I personally think e-v13 reached cyprus with the greek colonisation . about e-v22 and e- m34 (uniform in all the island )so could be bronze age expansion from lebanon or the legandery pheonicians .
best regards
adam

vettor
02-12-2016, 09:31 AM
I personally think e-v13 reached cyprus with the greek colonisation . about e-v22 and e- m34 (uniform in all the island )so could be bronze age expansion from lebanon or the legandery pheonicians .
best regards
adam


Did E-V13 enter cyprus before the assyrians of 750BC and also later Persians or with Alexander's Macedonians ?

Gravetto-Danubian
02-12-2016, 11:29 AM
A new argument opposing Near East origin theory:


Source: Y-chromosome phylogeographic analysis of the Greek-Cypriot population reveals elements consistent with Neolithic and Bronze Age settlements (http://investigativegenetics.biomedcentral.com/articles/10.1186/s13323-016-0032-8)

I think its clear that E-V13 entered Cyprus and Crete from the north, in mainland Balkans.
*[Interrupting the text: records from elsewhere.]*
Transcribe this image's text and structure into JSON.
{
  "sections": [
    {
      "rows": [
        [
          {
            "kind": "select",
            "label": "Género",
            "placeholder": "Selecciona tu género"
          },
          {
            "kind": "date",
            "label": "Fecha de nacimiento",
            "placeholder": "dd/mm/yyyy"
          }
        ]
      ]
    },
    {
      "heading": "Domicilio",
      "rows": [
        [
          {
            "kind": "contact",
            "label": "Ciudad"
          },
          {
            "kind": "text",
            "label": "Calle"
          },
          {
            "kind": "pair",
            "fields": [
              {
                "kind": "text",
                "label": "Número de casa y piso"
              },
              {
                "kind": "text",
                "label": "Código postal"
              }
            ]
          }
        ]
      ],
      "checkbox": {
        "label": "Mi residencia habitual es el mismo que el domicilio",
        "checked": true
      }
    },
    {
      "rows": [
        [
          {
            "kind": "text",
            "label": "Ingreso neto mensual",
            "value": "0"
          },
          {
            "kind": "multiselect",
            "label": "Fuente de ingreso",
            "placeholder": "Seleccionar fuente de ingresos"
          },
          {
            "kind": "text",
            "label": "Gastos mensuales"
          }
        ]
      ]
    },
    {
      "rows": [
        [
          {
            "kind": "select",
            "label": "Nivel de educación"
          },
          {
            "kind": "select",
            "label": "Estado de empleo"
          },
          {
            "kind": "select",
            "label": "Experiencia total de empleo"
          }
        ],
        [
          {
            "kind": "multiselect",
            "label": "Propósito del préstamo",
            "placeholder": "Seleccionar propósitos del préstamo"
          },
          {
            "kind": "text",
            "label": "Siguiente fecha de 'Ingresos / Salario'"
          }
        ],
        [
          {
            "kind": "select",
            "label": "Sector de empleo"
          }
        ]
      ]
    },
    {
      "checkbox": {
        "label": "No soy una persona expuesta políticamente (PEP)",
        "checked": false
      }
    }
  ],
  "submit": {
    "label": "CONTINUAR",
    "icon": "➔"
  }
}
However, the question which remains is when E-V13 - or its predecessor (E-M78)- arrived in Europe, and SEE in particular.
The oldest to date sample we have is from Later Neolithic Hungary (1 in Sopot culture and 1 in Lengyel, c. 4500 BC. There are the couple from Epi-Cardial Spain (c. 5000 BC).

kingjohn
02-12-2016, 11:31 AM
dear vettor,
from what i read there were 2 waves of greek colonisation in cyprus a)mycenean greek traders in1400 bc and
b) major wave who gave cyprus her greek influence in 1100-1050 bc bronze age collapse many greek came to colonise the island.
i am not rule out alexander mocodon soldiers as a source but
the 2 major waves above are the main thing here.
regards
adam

Bane
06-18-2016, 06:12 AM
Could this be the strongest argument so far in favour of European origin of E-V13?

In my view the new paper further supports the case: The genetic structure of the world's first farmers (http://biorxiv.org/content/early/2016/06/16/059311)